Upon the adoption of a proposition therefor by the qualified voters of a village, the real property owned by a volunteer member of the village fire department and the real property owned by any volunteer fire company in the village shall be exempt from taxation for village purposes to the extent of five hundred dollars in addition to any other exemption authorized by law.

By the terms of this section, the village must have adopted a proposition authorizing an exemption. Once adopted, this exemption applies only to village taxes and can be granted to active volunteer members of the village fire department. When the exemption is granted it is personal to the firefighter (the maximum exemption is $500, whether the firefighter owns one parcel or several, not $500 per parcel owned).

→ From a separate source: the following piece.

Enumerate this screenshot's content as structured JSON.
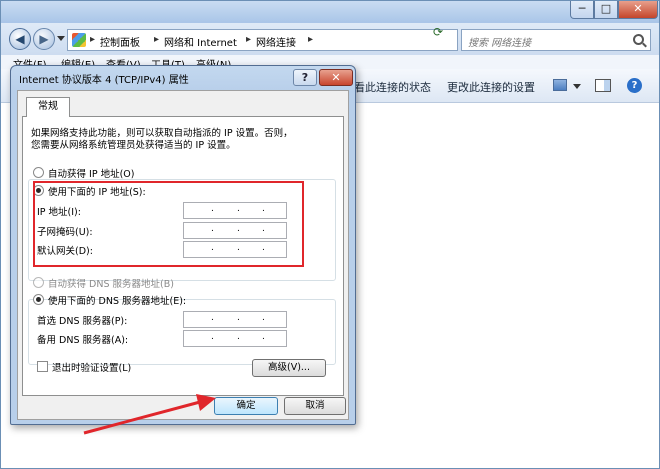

In the immediate case, assuming that all statutory requirements are met, the husband would be entitled to a $500 exemption on the property he owns in his own name. However, since the partial exemption allowed by section 466 is a personal exemption limited to an annual total of $500 to each fireman, the husband’s right to exemption would be exhausted by granting it to him on the property owned by him in his own name (assuming, of course, that the assessed value of the property were greater than $500).

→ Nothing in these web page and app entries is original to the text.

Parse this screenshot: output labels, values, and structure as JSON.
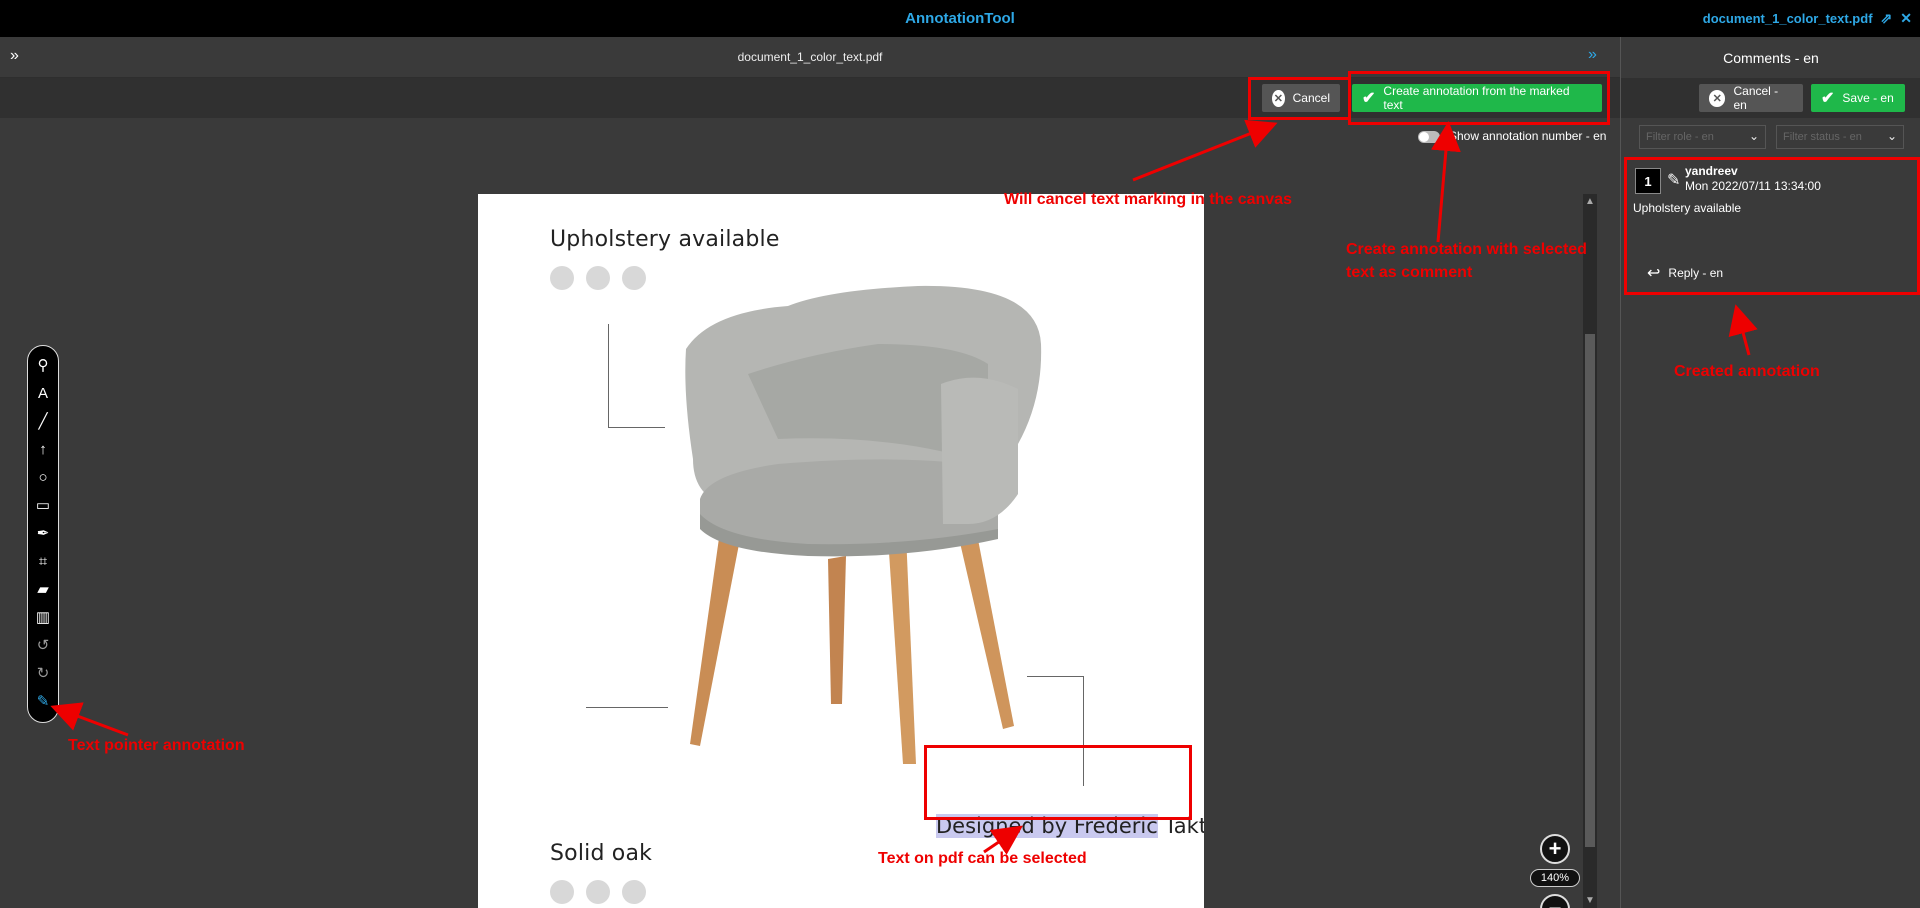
{
  "app": {
    "title": "AnnotationTool",
    "document_name": "document_1_color_text.pdf",
    "popout_icon": "external-link-icon",
    "close_icon": "close-icon"
  },
  "viewer": {
    "doc_title": "document_1_color_text.pdf",
    "cancel_label": "Cancel",
    "create_label": "Create annotation from the marked text",
    "show_number_label": "Show annotation number - en",
    "zoom_level": "140%"
  },
  "pdf": {
    "heading_top": "Upholstery available",
    "heading_bottom": "Solid oak",
    "designed_selected": "Designed by Frederic",
    "designed_rest": " Takt"
  },
  "tools": [
    {
      "name": "pin-icon",
      "glyph": "⚲"
    },
    {
      "name": "text-icon",
      "glyph": "A"
    },
    {
      "name": "line-icon",
      "glyph": "╱"
    },
    {
      "name": "arrow-icon",
      "glyph": "↑"
    },
    {
      "name": "circle-icon",
      "glyph": "○"
    },
    {
      "name": "rectangle-icon",
      "glyph": "▭"
    },
    {
      "name": "pen-icon",
      "glyph": "✒"
    },
    {
      "name": "polygon-icon",
      "glyph": "⌗"
    },
    {
      "name": "ruler-icon",
      "glyph": "▰"
    },
    {
      "name": "library-icon",
      "glyph": "▥"
    },
    {
      "name": "undo-icon",
      "glyph": "↺"
    },
    {
      "name": "redo-icon",
      "glyph": "↻"
    },
    {
      "name": "text-pointer-icon",
      "glyph": "✎"
    }
  ],
  "panel": {
    "title": "Comments - en",
    "cancel_label": "Cancel - en",
    "save_label": "Save - en",
    "filter_role": "Filter role - en",
    "filter_status": "Filter status - en"
  },
  "comment": {
    "number": "1",
    "author": "yandreev",
    "date": "Mon 2022/07/11 13:34:00",
    "text": "Upholstery available",
    "reply_label": "Reply - en"
  },
  "callouts": {
    "cancel_note": "Will cancel text marking in the canvas",
    "create_note_1": "Create annotation with selected",
    "create_note_2": "text as comment",
    "created_note": "Created annotation",
    "text_pointer_note": "Text pointer annotation",
    "selectable_note": "Text on pdf can be selected"
  },
  "colors": {
    "accent": "#2ea8e6",
    "green": "#1fb84a",
    "callout": "#ee0000",
    "selection": "#c9c9ef"
  }
}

Assuming, additionally, that the wife is an active volunteer firefighter, the jointly held parcel will also be entitled to a $500 exemption. Although the husband would not be eligible for an additional exemption, the wife would be entitled to her $500 exemption on this parcel.

The fact that the parcel is jointly owned is not relevant to the right to exemption under section 466. Where real property was jointly owned by a volunteer fireman and another unrelated person, the State Comptroller was of the opinion that the exemption under section 466 should be granted (25 Op.State Compt. 73). Here, the situation is that the parcel is owned jointly by an eligible volunteer firefighter and a fireman whose exemption is exhausted. There is no reason to reach a different conclusion than the Comptroller did in his opinion.

Therefore, assuming the statutory requirements are satisfied, a partial exemption from taxation for village purposes in the amount of $500 would be properly allowable on each parcel pursuant to section 466.

It should be noted that our conclusion that the wife is entitled to a $500 exemption is based on the presumption that the husband and wife own the second parcel as tenants by the entirety or as joint tenants. If the situation were that title was held as tenants in common, by a fireman entitled to the exemption and another person either not entitled to the exemption or whose exemption had been exhausted, then the fireman would still be entitled to exemption under section 466, but in an amount not to exceed the percentage of his interest in the property (see, 4 Op.Counsel SBEA No. 66).

Further, if title to a single parcel is held by two persons eligible for exemption under section 466 as tenants by the entirety or joint tenants, each would be entitled to claim an exemption of $500 against the assessed value of the property. However, if the property were held by the two firemen as tenants in common, then each would be entitled to an exemption not to exceed the percentage of his or her interest in the property (see, 1 id. No. 54).

March 25, 1980

Updated: